The portrait is directly in front of the presidential desk. Joe Biden works under his gaze. Also under his inspiration. The dimensions of the crisis, the social emergency, the crisis of democracy, the dilapidated state of the world, and then the responses of the White House with the stimulus plan, investments in infrastructure and the rapid reaction to the pandemic, all coincide . Even the 100 days, crowned with a speech before both houses of Congress, a custom established in 1933 by Franklin Delano Roosevelt to limit the time of action, define his presidency and restore hope to citizens.
The United States was not then the first military superpower nor did it yet have the capacity to lay the foundations of international order. That first Roosevelt, the one with 100 days, barely attended to foreign policy. Focused on getting out of the crisis, he was going in the opposite direction to the rest of the world, especially Europe, ridden by extremism and right towards total war. The world did not work synergistically. Now there is no domestic policy that is not also foreign.
All the messages and domestic plans of these 100 days have their international repercussion. The double and colossal package, the 1.8 trillion dollars to get out of the recession and the two trillion investments in infrastructure, will have a drag-and-drop effect on the global economy. Public spending and government, two worn pieces in political discourse since Ronald Reagan, regain their prestige. It is even recovered by the unions, the minimum wage, corporation tax and basic income.
Roosevelt still did not think of the world: Hitler had not invaded France nor had the Japanese attacked Pearl Harbor. With his 100 days, Biden has already returned to the world after the Trumpist destruction. But a return to institutions, pacts and multilateralism is not enough for confidence to return. American democracy has an external account pending that is strictly internal: to ensure that there will not be another Trump who puts the political system on the brink of destruction and thus restore reliability and predictability to the White House.
A new foreign policy is not built, nor is the confidence of the partners suddenly regained in 100 days. And less when there are absolute novelties in the nascent geopolitical map for which the old recipes are useless. The construction of a new system of relations with authoritarian powers, China and Russia especially, in which democracies are not held hostage by global economic interests, will require a little more time, a lot of intelligence and also trial and error, that is, failures. and successes.
For now, under the gaze of Roosevelt and only in 100 days, Biden has set the bar of principles high against state crimes, genocides and human rights violations. It is also a double-sided requirement, which first of all obliges whoever formulates it.
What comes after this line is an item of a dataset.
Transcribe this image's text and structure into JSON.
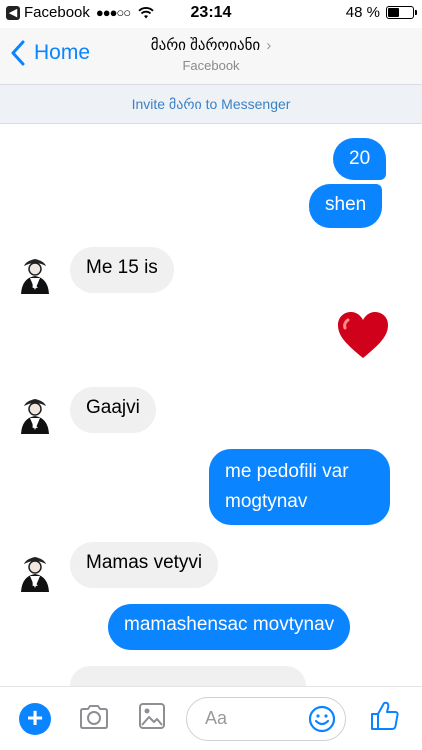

Eddie is an Australian news reporter with over 9 years in the industry and has published on Forbes and tech crunch.